In 1959, Hani enrolled at the University of Fort Hare, where he became involved in the struggle and was exposed to Marxist ideas. His Catholic background attracted him to the study of Latin and English Literature. In his autobiography of 1991, he wrote: "My studies of literature further strengthened my hatred of all forms of oppression, persecution and obscurantism."

The treason trial of 1956 prompted him to enter the struggle. And in 1957, at the age of 15, he joined the ANC Youth League. In 1961 Hani joined the underground South African Communist Party (SACP), and the following year, he became a member of Umkhonto weSizwe (MK), the military wing of the ANC.

Three abortive assassination attempts were made on his life. In 1967, Hani fought with Zapra forces in the Rhodesia. He returned to South Africa in 1974 to build the underground structures. He again left South Africa for Lesotho, where he worked to reinforce and expand MK's underground activities.

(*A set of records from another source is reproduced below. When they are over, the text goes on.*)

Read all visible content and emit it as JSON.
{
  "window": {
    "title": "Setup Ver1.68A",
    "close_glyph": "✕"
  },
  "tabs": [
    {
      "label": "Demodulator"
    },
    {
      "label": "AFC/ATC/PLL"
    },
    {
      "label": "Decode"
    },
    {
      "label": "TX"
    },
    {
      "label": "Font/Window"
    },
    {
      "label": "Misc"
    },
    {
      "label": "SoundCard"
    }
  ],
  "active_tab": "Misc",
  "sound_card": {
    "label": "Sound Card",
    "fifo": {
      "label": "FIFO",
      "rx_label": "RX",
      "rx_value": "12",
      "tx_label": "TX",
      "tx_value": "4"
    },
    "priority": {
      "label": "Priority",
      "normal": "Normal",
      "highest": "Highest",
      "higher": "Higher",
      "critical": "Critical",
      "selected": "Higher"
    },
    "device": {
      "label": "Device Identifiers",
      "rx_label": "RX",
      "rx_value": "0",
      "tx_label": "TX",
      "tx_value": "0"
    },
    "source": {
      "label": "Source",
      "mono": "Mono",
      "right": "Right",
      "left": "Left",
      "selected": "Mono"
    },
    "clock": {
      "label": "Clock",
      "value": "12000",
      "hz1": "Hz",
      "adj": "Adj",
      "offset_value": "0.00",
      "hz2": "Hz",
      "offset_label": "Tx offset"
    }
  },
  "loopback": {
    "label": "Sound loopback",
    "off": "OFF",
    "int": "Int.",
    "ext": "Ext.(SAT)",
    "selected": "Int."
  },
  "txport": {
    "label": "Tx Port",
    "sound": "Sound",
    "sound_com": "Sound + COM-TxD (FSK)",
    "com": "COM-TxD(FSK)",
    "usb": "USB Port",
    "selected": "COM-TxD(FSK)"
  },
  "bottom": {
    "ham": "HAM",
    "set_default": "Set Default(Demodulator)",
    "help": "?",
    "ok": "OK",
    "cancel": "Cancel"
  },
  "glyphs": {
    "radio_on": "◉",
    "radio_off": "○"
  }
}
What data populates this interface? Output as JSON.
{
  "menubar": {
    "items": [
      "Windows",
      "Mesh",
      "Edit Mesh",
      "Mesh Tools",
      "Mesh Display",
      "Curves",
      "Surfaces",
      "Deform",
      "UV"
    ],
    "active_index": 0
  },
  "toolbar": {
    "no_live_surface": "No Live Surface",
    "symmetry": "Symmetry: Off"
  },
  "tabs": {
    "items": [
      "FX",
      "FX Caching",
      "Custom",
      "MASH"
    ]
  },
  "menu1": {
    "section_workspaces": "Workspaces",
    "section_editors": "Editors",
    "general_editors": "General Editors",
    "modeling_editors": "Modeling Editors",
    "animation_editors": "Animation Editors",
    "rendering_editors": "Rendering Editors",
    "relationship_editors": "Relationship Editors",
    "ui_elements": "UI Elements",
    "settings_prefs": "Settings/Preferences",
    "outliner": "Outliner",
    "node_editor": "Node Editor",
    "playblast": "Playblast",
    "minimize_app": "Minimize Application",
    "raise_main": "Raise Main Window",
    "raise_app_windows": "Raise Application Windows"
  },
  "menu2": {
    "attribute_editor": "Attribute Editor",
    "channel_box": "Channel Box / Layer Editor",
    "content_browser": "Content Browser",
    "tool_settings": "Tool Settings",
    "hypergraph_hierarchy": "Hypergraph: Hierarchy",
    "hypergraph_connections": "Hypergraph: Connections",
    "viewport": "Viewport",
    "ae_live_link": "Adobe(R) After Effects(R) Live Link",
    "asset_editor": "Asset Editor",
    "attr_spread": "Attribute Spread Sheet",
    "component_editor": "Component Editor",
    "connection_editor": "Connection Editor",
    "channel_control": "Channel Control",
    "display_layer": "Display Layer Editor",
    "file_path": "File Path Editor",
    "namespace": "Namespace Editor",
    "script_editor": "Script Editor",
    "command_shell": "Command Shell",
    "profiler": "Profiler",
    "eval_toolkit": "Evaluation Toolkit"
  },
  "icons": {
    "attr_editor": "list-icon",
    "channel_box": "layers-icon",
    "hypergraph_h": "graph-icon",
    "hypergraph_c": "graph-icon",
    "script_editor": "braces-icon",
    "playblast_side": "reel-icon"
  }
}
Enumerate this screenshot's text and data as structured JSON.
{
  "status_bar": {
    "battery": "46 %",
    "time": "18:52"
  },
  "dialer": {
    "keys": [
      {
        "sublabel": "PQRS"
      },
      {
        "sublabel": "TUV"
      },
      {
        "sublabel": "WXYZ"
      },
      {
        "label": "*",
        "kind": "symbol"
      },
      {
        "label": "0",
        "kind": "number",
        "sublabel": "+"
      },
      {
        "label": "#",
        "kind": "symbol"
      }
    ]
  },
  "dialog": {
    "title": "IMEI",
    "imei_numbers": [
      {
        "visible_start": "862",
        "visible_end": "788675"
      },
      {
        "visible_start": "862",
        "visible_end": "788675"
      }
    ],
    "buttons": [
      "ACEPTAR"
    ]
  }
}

In 1983, he fought against Jonas Savimbi's Unita, helping to oust Unit from the Angolan province of malanje. By 1987 Hani had become chief of staff of MK, which was intensifying its struggle against the South African government. He returned to the country in 1990 and was lated elected secretary general of the SACP. He was assasinated in the driveway of his Boskburg home on 10 April 1993.